Deputy Prime Minister Veysi Kaynak said yesterday that the Turkish government is continuing intense efforts in Syria to help the war-ravaged state regain its functionality in infrastructure, including totally meeting the clean drinking water needs in the country's north, which was liberated from Daesh terrorists with Operation Euphrates Shield.
Speaking to reporters, Kaynak touched upon a possible new cross-border operation in Syria and Iraq, saying that Ankara primarily focused on helping the normalization of civilian life in the areas that have been liberated from Daesh.
"After this time, our duty is accelerating of returning to a normal life. Syrian people have migrated to various countries around the world, notably to Turkey," he said.
"We are coordinating with the Syrian transition government and local administrations, to provide clean water to the region. Agriculture has been reviving and they will harvest in summer. We are also repairing schools. Just in this year, 60,000 children returned to their schools," he added.

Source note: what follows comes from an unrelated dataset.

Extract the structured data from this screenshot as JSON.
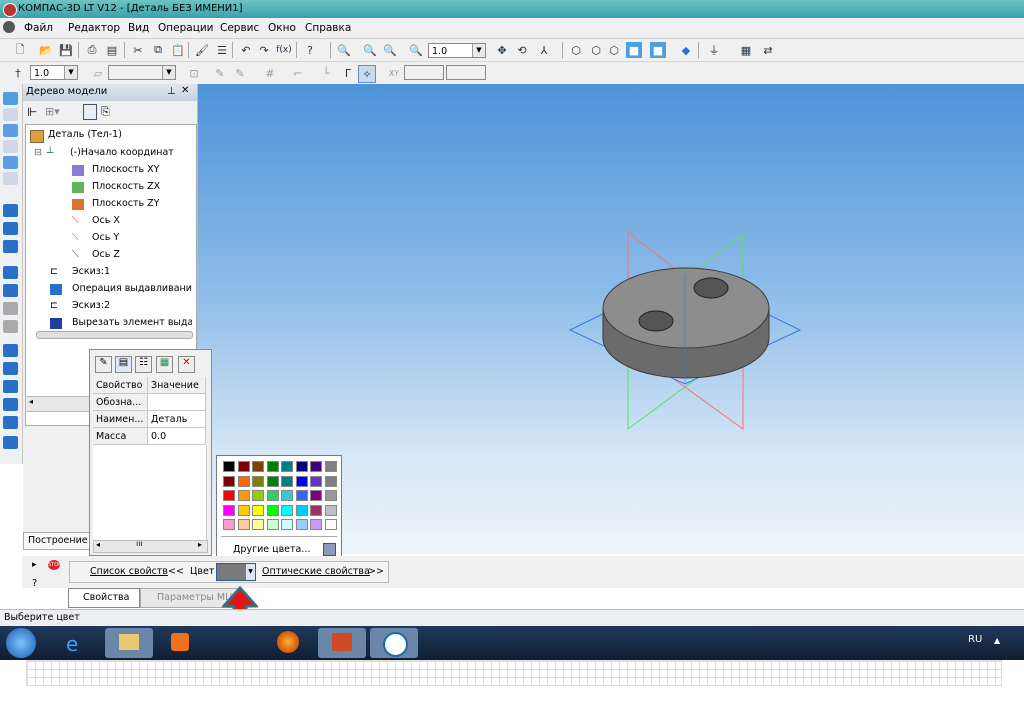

Ankara launched the cross-border Operation Euphrates Shield on Aug. 24 last year to secure Turkey's southern border. The operation ended March 29, as officials announced that more than 2,000 square kilometers (770 square miles) of land in northern Syria had been liberated from Daesh, more than 2,500 terrorists were killed and that some 100,000 refugees living in the Gaziantep province are now expected to return to the liberated areas.
After Operation Euphrates Shield, Turkish officials said Ankara can launch a new cross-border operation if needed, even though they did not specify what may prompt Turkish forces to make such a move.

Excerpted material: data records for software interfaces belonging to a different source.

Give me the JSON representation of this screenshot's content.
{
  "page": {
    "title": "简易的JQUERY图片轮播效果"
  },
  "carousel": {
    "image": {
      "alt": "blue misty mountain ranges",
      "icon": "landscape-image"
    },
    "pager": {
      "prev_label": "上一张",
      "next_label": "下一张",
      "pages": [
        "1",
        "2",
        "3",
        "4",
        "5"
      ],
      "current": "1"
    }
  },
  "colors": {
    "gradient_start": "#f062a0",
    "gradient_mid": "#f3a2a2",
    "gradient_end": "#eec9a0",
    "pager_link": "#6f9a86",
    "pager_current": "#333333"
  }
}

Meanwhile, Kaynak added that he will meet with officials from the United Nations in Geneva on April 25 in order to discuss the construction of temporary shelters for people in al-Bab who do not have accommodation.

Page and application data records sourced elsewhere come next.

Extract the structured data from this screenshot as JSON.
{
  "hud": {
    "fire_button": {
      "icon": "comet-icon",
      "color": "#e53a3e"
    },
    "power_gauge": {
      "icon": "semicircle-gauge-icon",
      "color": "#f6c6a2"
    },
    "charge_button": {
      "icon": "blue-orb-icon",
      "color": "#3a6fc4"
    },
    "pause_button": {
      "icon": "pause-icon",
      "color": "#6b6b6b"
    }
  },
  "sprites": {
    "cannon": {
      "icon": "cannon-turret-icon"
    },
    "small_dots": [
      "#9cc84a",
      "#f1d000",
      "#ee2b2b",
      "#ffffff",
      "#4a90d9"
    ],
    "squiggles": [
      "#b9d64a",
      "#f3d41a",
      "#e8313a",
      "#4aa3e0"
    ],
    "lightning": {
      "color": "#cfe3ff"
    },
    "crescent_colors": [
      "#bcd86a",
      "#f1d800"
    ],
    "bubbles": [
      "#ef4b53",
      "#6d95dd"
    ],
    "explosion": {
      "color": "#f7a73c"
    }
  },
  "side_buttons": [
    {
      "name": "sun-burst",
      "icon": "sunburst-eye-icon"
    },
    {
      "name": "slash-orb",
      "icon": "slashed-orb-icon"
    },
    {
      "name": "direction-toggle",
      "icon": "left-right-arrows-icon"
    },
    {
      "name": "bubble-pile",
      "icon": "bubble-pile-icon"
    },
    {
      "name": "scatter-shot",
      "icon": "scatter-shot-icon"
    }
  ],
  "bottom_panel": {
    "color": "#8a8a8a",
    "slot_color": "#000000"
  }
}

"If we can obtain financial support, we will provide at least a temporary shelter for those who have been living in wooded areas. We have already planned the education and health infrastructure of the region. A depot was also constructed in Kilis, near the Turkey-Syrian border, in order to regularly procure food and medicine for these people," he said.